During the first step of the recipe, I noticed that I could smell the yeast and see tiny bubbles in the water with both versions. When kneading the dough, the one with the starter had more spring and took more flour in the kneading step.
In general, the amount dough with the starter was larger. This held true through the entire process (1st rise, 2nd rise, end loaf size). After baking, the loaf with the starter was a bit fluffier and a tad bit undercooked in the center, but not enough to stop us from eating it. The other loaf was fully cooked and light for a whole wheat bread.
I will keep the starter around a little while longer (using its new diet) and try another loaf.
Wednesday, March 4, 2009
Monday, March 2, 2009
My only regret about this sudden downpour is that I wish I had picked up the mail sooner. Now it is going to be soggy.
2.23.09 - AFB starter day 1
3.1.09 - Change in ingredients:
Added 1 cup whole wheat flour, 1 cup light soy milk, 1/4 cup Sugar in the Raw to feed the starter. This was a day late according to the original directions, but it seems to be doing okay.
1. Change the container:
The starter is currently being kept in the 1 gallon plastic bag it came in, but I am thinking about moving it to a glass jar based on suggestions made by others online. The only thing keeping me from moving it is that I don't have a large jar to put it in.
2. Bake a non-sweet bread using the starter
The 10-day cycle end is approaching on 3.4.09 and I will have to use some of the starter for fear that it will explode all over my kitchen. I will try to make this Grandmother Bread recipe using the starter.
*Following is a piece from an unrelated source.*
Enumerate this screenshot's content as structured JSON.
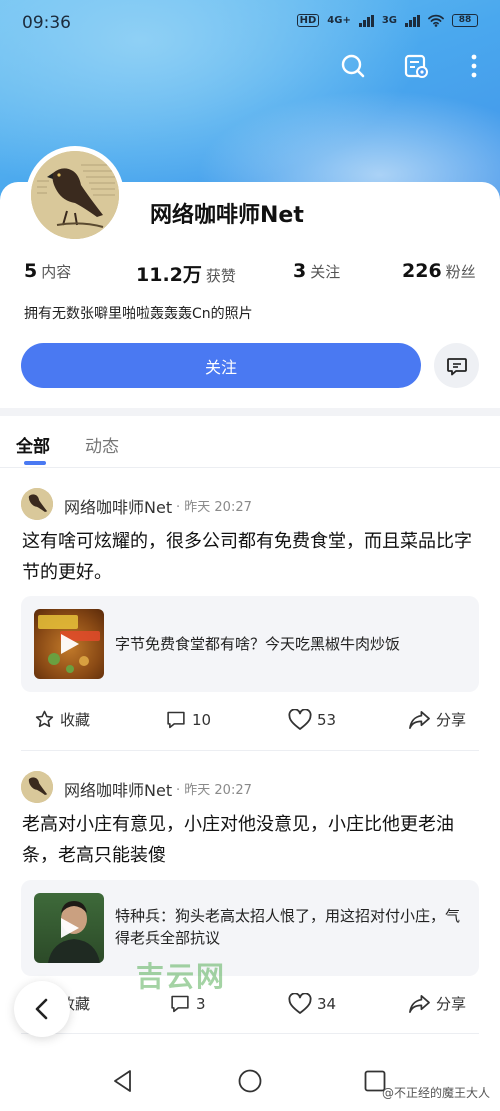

3. Further alter the "feed"
The plan to is wean the starter off the milk based feed and use water. Perhaps the light soy milk is a step in the right direction, or maybe I am just confusing it. Either way, the next time I feed the starter, I will use warm water.
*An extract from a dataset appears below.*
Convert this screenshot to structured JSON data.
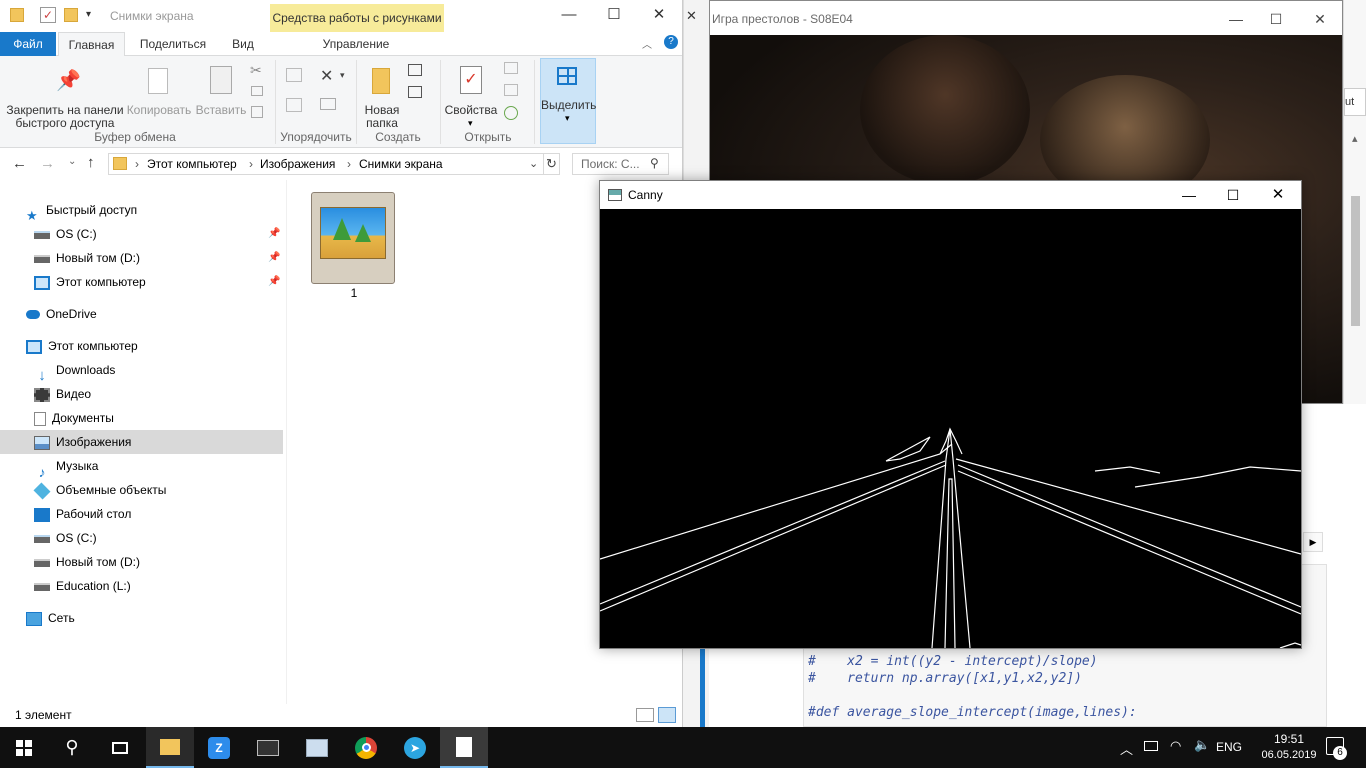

4. Break the chain of distribution
I am not a fan of chain letters and the waste that is involved with perpetuating them. This is a chain letter of sorts, so I will not be distributing the starter as prescribed. If someone asks me for some, I will happily share, but I do not want to impose this on others unsolicited.
In the meantime, I will be preparing for the next steps by gathering materials and ingredients. Part 2 will be coming soon with the latest status of the experiment.